CNS News is reporting that despite $39 billion in taxpayer-funded subsidies to the solar industry, solar power accounts for just 0.5% of all electricity generated in this country. Does it sound like we’re getting an adequate return on our forced investment?
Despite receiving an estimated $39 billion in annual government subsidies over the past five years, the solar energy industry accounted for just one half of one percent (0.5%) of all the electricity generated in the U.S. during the first 10 months of 2014, according to the U.S. Energy Information Administration (EIA).
Between January and October of last year, the U.S. produced a total of 3,431,473 million kilowatt hours (kWh) of electricity. But only 15,973 million kWh were generated by solar thermal or photovoltaic (PV) solar modules that use semiconducting materials to convert sunlight into electricity, according to EIA’s latest Monthly Energy Review.
The amount of solar power generated last year was up from the 9,252 million kWh produced in 2013, but still remained a tiny fraction of the nation’s total power generated in 2014 despite billions of dollars in subsidies spent on hundreds of solar programs at the federal, state and local level.
The U.S. Department of Energy’s (DOE) “Sunshot Initiative” proposes to have solar energy account for 14 percent of all electricity generated in the U.S. by 2030 and 27 percent by 2050. But even among renewable energy sources, solar still accounts for just a small percentage, according to the EIA.
So, if it takes annual subsidies of $39 billion in order for the solar industry to account for just 0.5% of total electricity production, how much more is it going to take to make the solar industry account for 14% of all power generated in the country? You do the math.

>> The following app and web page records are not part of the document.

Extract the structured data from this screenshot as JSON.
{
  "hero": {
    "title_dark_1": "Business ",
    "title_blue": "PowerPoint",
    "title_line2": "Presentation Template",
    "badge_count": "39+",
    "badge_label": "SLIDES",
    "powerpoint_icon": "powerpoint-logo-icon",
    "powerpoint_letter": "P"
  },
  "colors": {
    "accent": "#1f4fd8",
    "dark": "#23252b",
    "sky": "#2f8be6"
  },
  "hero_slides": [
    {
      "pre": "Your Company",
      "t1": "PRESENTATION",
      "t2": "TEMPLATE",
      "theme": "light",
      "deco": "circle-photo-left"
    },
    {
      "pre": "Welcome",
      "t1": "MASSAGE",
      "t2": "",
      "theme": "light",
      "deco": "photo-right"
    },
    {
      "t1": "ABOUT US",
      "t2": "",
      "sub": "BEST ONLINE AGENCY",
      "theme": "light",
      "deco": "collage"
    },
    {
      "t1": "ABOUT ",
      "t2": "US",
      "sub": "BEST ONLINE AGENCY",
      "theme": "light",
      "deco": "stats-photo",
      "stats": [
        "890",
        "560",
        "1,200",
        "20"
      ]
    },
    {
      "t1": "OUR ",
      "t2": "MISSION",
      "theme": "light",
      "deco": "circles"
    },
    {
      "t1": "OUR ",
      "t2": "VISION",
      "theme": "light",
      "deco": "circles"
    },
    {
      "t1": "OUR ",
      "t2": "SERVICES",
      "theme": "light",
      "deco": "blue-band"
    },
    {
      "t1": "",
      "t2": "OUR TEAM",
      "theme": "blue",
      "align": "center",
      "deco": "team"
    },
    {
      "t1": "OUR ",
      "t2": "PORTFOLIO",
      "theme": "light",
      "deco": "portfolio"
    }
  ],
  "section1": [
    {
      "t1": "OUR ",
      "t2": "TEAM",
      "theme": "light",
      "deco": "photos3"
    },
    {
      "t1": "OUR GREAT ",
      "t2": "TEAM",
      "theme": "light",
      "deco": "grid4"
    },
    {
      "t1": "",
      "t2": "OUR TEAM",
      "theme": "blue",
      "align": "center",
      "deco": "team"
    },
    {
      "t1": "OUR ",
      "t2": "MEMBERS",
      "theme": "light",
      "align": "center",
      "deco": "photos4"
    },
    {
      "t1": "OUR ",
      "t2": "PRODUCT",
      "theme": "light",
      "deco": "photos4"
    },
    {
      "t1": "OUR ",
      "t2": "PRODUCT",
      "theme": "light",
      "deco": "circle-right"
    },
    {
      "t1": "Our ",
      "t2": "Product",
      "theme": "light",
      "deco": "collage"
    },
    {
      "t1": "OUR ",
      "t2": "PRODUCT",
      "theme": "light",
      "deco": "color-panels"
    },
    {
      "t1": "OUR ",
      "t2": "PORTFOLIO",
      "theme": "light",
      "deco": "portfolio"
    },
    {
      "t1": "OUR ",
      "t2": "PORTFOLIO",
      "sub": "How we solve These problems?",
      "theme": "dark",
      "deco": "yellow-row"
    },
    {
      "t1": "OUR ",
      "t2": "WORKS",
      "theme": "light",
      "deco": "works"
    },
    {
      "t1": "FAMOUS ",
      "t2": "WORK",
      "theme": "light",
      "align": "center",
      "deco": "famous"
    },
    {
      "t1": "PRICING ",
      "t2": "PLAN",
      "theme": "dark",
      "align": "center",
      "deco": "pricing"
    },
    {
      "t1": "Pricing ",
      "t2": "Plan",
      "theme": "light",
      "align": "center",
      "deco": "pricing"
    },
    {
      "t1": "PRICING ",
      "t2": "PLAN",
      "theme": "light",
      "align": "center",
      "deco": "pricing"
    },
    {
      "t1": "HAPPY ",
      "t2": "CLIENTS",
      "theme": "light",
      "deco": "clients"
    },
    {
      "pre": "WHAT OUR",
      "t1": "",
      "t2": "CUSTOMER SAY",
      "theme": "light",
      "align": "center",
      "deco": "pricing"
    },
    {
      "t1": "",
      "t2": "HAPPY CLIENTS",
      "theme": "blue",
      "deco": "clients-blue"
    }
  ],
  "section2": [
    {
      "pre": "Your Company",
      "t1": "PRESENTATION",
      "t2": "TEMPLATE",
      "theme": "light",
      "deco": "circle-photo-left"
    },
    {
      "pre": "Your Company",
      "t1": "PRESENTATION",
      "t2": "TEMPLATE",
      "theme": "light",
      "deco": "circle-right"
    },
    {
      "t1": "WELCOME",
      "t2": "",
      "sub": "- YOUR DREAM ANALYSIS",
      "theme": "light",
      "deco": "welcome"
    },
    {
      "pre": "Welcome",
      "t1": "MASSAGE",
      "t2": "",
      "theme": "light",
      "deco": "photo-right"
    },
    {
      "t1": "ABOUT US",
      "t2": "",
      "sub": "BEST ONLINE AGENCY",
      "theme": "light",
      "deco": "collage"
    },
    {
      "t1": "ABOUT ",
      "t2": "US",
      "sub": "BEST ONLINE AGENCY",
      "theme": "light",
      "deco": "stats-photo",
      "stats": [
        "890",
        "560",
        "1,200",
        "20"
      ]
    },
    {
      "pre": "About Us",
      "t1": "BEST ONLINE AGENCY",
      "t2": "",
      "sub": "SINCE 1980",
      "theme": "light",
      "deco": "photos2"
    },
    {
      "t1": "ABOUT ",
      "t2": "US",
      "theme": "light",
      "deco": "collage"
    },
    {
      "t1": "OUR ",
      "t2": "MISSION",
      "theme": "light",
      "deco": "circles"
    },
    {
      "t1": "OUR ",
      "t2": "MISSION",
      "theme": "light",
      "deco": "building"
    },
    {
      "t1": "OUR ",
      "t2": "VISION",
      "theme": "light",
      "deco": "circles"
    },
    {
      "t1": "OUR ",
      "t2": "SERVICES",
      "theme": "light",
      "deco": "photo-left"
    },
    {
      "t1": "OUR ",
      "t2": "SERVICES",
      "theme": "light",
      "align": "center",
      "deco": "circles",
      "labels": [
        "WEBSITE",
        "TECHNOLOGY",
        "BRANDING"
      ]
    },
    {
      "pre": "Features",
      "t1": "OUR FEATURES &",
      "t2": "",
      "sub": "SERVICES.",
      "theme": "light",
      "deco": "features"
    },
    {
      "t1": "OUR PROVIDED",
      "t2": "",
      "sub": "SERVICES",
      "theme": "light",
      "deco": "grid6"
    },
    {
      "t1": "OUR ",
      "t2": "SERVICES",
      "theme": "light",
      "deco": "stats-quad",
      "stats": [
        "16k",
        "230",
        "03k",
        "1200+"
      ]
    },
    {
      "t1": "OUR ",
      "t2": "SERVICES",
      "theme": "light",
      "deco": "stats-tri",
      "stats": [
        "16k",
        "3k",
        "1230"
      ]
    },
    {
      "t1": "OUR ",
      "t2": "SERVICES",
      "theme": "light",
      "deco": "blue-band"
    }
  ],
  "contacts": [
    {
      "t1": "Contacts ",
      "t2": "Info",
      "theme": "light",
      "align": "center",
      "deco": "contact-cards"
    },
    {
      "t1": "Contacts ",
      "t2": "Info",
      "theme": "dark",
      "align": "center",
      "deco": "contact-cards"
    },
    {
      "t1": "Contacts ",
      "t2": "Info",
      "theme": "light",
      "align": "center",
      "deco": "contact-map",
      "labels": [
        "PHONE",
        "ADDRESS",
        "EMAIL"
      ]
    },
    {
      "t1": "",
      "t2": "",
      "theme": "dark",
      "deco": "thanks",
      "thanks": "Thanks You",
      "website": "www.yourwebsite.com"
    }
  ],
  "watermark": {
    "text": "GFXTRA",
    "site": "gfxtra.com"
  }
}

I’m all for other forms of energy. If this were left up to the market, we’d likely have many options from which to choose. The government shouldn’t be involved in deciding what form of energy we use. There shouldn’t be any subsidies. There should be no need for subsidies. If an innovator developed a cleaner, more efficient and cheaper form of energy than fossil fuels, people would buy it.